“You’ll go without it altogether, Master Digby, let me tell you,” retorted Mrs Carter. She was the only person in the establishment who ventured to thwart the young gentleman, though he did not love the old lady the worse for that.

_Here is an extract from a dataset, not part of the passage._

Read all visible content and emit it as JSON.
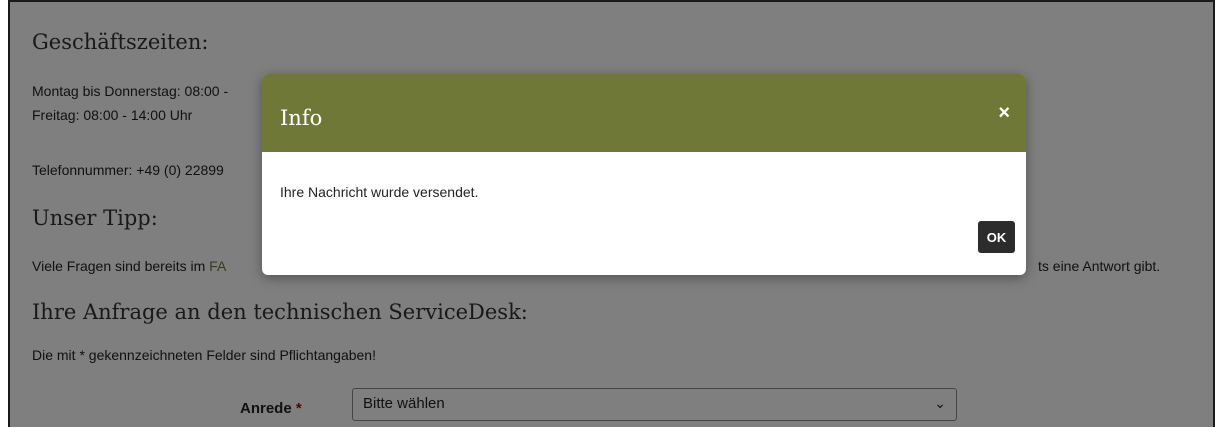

Digby was Mr Heathcote’s eldest son and heir. He had just attained the mature age of nine years, and had hitherto in many respects been considerably spoilt. Mr Heathcote had not succeeded to his property till rather late in life, and he had not till then married. A son had long been wished-for, and when one was given, the grateful hearts of the parents felt that they could not prize him too much. Too thankful they might not have been, but they petted and indulged him more than was for his good. He had also three elder sisters. They, in their fondness, did their best to spoil him; indeed, as Mrs Carter used to observe to Alesbury, the butler, she was afraid Master Digby would soon become as much of a pickle as any she had in her store-room. He was a sturdy little fellow, with fat, rosy cheeks, and a figure which already gave promise of considerable muscular powers. Alesbury was wont to remark that it was quite a pity Master Digby had not been born a younger instead of an elder son, he seemed so well able to fight his way in the world. He had a fair complexion—already a little tanned, by the by—light brown curling hair with a tinge of gold in it, he had good-sized honest eyes, and looked as he was—from head to foot a thorough English boy. He had been spoilt hitherto, certainly, but not altogether so. He had been taught by both his parents to worship and fear God, and to hate and abhor a lie. He had only once been known to tell an untruth, and then Mr Heathcote did what very nearly broke his heart to do; he flogged him severely, and shut him up, and would not speak to him for the remainder of the day. Digby did not care much about the pain of the flogging, but he felt the disgrace keenly, and it impressed on his mind the enormity of the crime of which he had been guilty....